“There is no other fire protection entity in the federal service that is more versatile or competent in managing the severe fire risks associated with living and working in facilities that are normally substandard to U.S. fire code requirements or have features that tip the balance between life safety and security,” said Director for Fire Protection Ed Babczak. “Our team tackles these challenges every day with exceptional professionalism and outstanding results.”
The FPA Division now encompasses senior fire protection specialists responsible for conducting fire and life safety evaluations, fire prevention training, fire investigations, fire as a weapon analysis, and emergency management/disaster response oversight for the Department’s overseas missions. Additionally, the division evaluates local and contract fire services, and administers a logistics program to support all posts with essential fire and life safety equipment.
The FPS Division consists of certified fire alarm specialists, fire suppression specialists, and fire protection engineers that provide technical expertise and training in support of complex fire alarm detection and fire suppression systems and their interfaces within Department overseas buildings. These highly skilled professionals develop and manage fire system criteria, perform fire systems retrofit and upgrade installations, maintain existing systems, provide hands-on training for fire systems use, and are key in the final acceptance and commissioning of capital construction and renovation projects.
The FPE Division is staffed with professional engineers that review and contribute to the design development of fire protection features in all capital construction and renovation projects for the Department’s overseas missions. The division also develops and administers specifications and standards to ensure current fire protection and life safety features are effectively incorporated with other construction disciplines. The engineers also conduct progress inspections of all new construction and major renovation projects for compliance with approved designs, specifications, and the International Building Code. Engineers also play a part with final acceptance of projects prior to occupancy.

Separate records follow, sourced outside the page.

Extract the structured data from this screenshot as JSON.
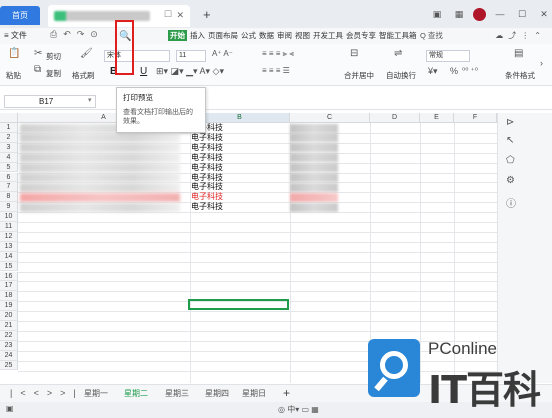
{
  "titlebar": {
    "home_tab": "首页",
    "new_tab_symbol": "+",
    "close_symbol": "✕"
  },
  "menu": {
    "file": "≡ 文件",
    "tabs": [
      "开始",
      "插入",
      "页面布局",
      "公式",
      "数据",
      "审阅",
      "视图",
      "开发工具",
      "会员专享",
      "智能工具箱"
    ],
    "active_tab": "开始",
    "search": "Q 查找"
  },
  "ribbon": {
    "paste": "粘贴",
    "cut": "剪切",
    "copy": "复制",
    "format_painter": "格式刷",
    "font": "宋体",
    "font_size": "11",
    "bold": "B",
    "underline": "U",
    "merge_center": "合并居中",
    "wrap_text": "自动换行",
    "number_format": "常规",
    "condition_format": "条件格式",
    "percent": "%"
  },
  "tooltip": {
    "title": "打印预览",
    "description": "查看文档打印输出后的效果。"
  },
  "namebox": {
    "value": "B17"
  },
  "grid": {
    "columns": [
      "A",
      "B",
      "C",
      "D",
      "E",
      "F"
    ],
    "rows": [
      "1",
      "2",
      "3",
      "4",
      "5",
      "6",
      "7",
      "8",
      "9",
      "10",
      "11",
      "12",
      "13",
      "14",
      "15",
      "16",
      "17",
      "18",
      "19",
      "20",
      "21",
      "22",
      "23",
      "24",
      "25"
    ],
    "col_b_values": [
      "电子科技",
      "电子科技",
      "电子科技",
      "电子科技",
      "电子科技",
      "电子科技",
      "电子科技",
      "电子科技",
      "电子科技"
    ],
    "highlight_row_index": 7
  },
  "sheets": {
    "tabs": [
      "星期一",
      "星期二",
      "星期三",
      "星期四",
      "星期日"
    ],
    "active": "星期二",
    "add": "+"
  },
  "watermark": {
    "brand_top": "PConline",
    "brand_bottom": "IT百科"
  },
  "colors": {
    "accent_green": "#1e9c4a",
    "highlight_red": "#e02525",
    "home_blue": "#2f79e0"
  }
}
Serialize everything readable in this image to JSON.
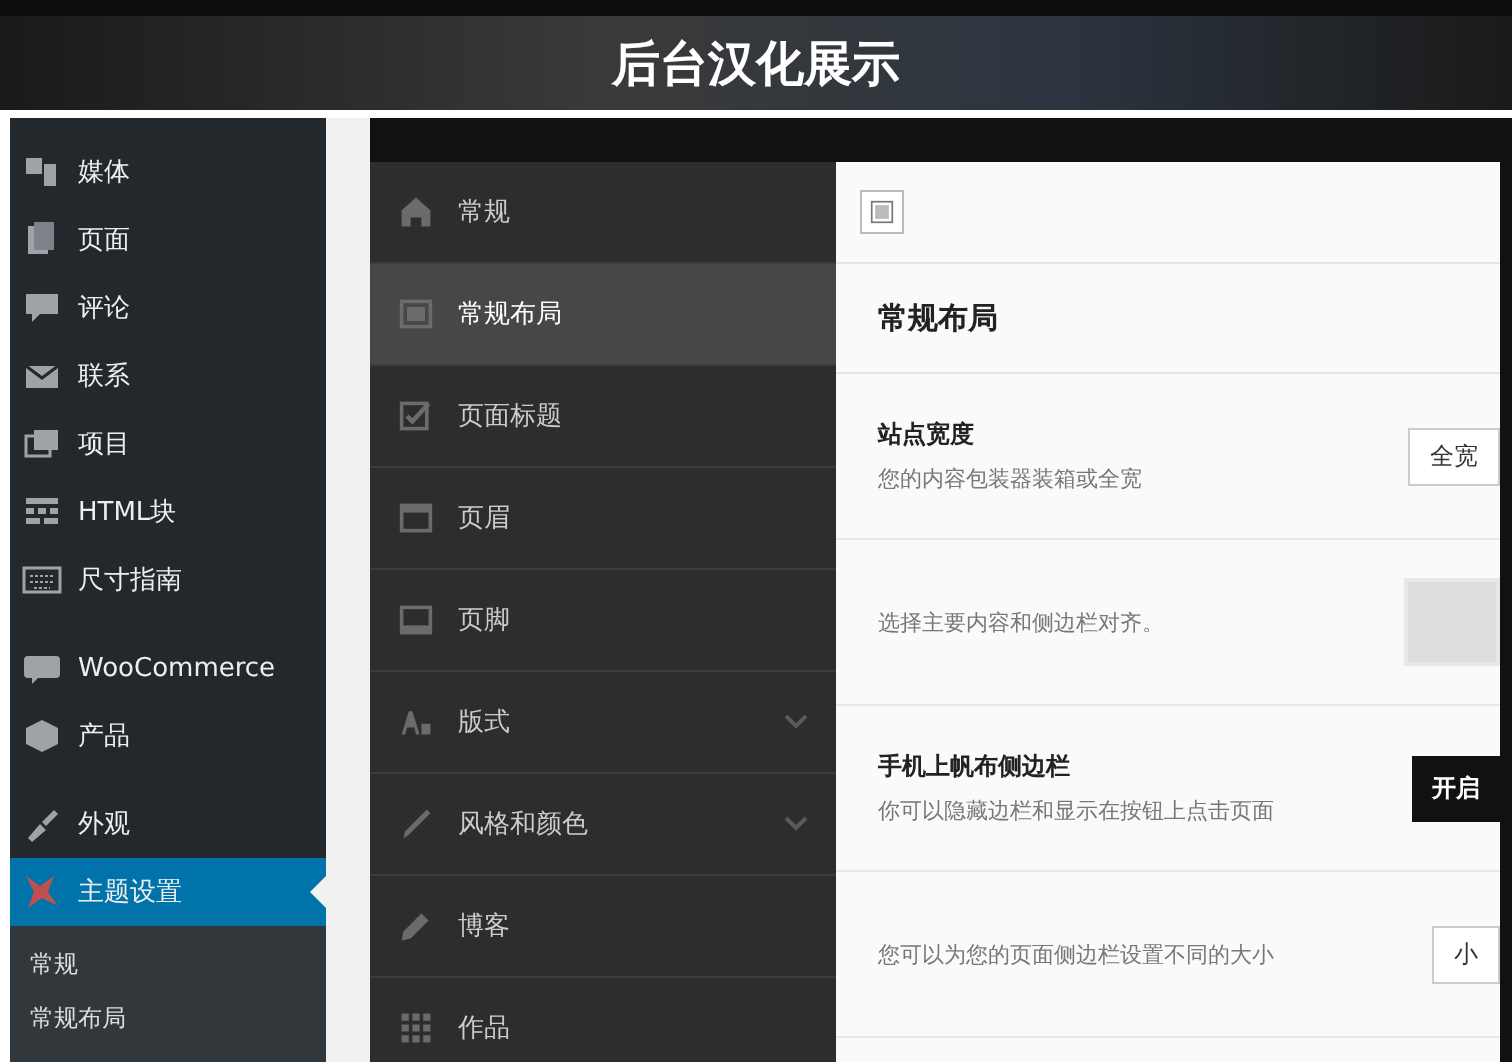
{
  "banner": {
    "title": "后台汉化展示"
  },
  "wp_menu": {
    "groups": [
      [
        {
          "label": "媒体",
          "selected": false
        },
        {
          "label": "页面",
          "selected": false
        },
        {
          "label": "评论",
          "selected": false
        },
        {
          "label": "联系",
          "selected": false
        },
        {
          "label": "项目",
          "selected": false
        },
        {
          "label": "HTML块",
          "selected": false
        },
        {
          "label": "尺寸指南",
          "selected": false
        }
      ],
      [
        {
          "label": "WooCommerce",
          "selected": false
        },
        {
          "label": "产品",
          "selected": false
        }
      ],
      [
        {
          "label": "外观",
          "selected": false
        },
        {
          "label": "主题设置",
          "selected": true
        }
      ]
    ],
    "submenu": [
      "常规",
      "常规布局"
    ]
  },
  "theme_nav": {
    "items": [
      {
        "label": "常规",
        "selected": false,
        "expandable": false
      },
      {
        "label": "常规布局",
        "selected": true,
        "expandable": false
      },
      {
        "label": "页面标题",
        "selected": false,
        "expandable": false
      },
      {
        "label": "页眉",
        "selected": false,
        "expandable": false
      },
      {
        "label": "页脚",
        "selected": false,
        "expandable": false
      },
      {
        "label": "版式",
        "selected": false,
        "expandable": true
      },
      {
        "label": "风格和颜色",
        "selected": false,
        "expandable": true
      },
      {
        "label": "博客",
        "selected": false,
        "expandable": false
      },
      {
        "label": "作品",
        "selected": false,
        "expandable": false
      }
    ]
  },
  "content": {
    "heading": "常规布局",
    "settings": [
      {
        "kind": "select",
        "title": "站点宽度",
        "description": "您的内容包装器装箱或全宽",
        "value": "全宽"
      },
      {
        "kind": "image",
        "description": "选择主要内容和侧边栏对齐。"
      },
      {
        "kind": "toggle",
        "title": "手机上帆布侧边栏",
        "description": "你可以隐藏边栏和显示在按钮上点击页面",
        "value": "开启"
      },
      {
        "kind": "select",
        "description": "您可以为您的页面侧边栏设置不同的大小",
        "value": "小"
      }
    ]
  }
}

FIRE is involved with every aspect of the OBO mission and coordinates with every office within OBO—from the acquisition and leasing of new and existing buildings, planning and development of capital construction and major renovation projects to construction activities, operational safety, facilities maintenance, area management, and mission support. FIRE’s outreach programs also involve the Bureau of Diplomatic Security and every tenant agency assigned to the Department’s missions worldwide. As the authority having jurisdiction for all fire-related and life safety matters abroad, the office works closely with the Office of Safety, Health, and Environmental Management and with every facility manager overseas to ensure the fire protection program is a success.
FIRE is available to support all missions with their fire prevention programs. In recognition of Fire Prevention Week, commemorated on Oct. 3-Oct. 9, FIRE encourages all Department personnel to practice fire safety every day, and urges anyone who may experience a home or workplace fire to only attempt to extinguish a fire with an extinguisher once. If the fire does not go out, evacuate immediately. Property can always be rebuilt but a life can never be replaced.
Edward Babczak is director of the Office of Fire Protection in the Bureau of Overseas Buildings Operations.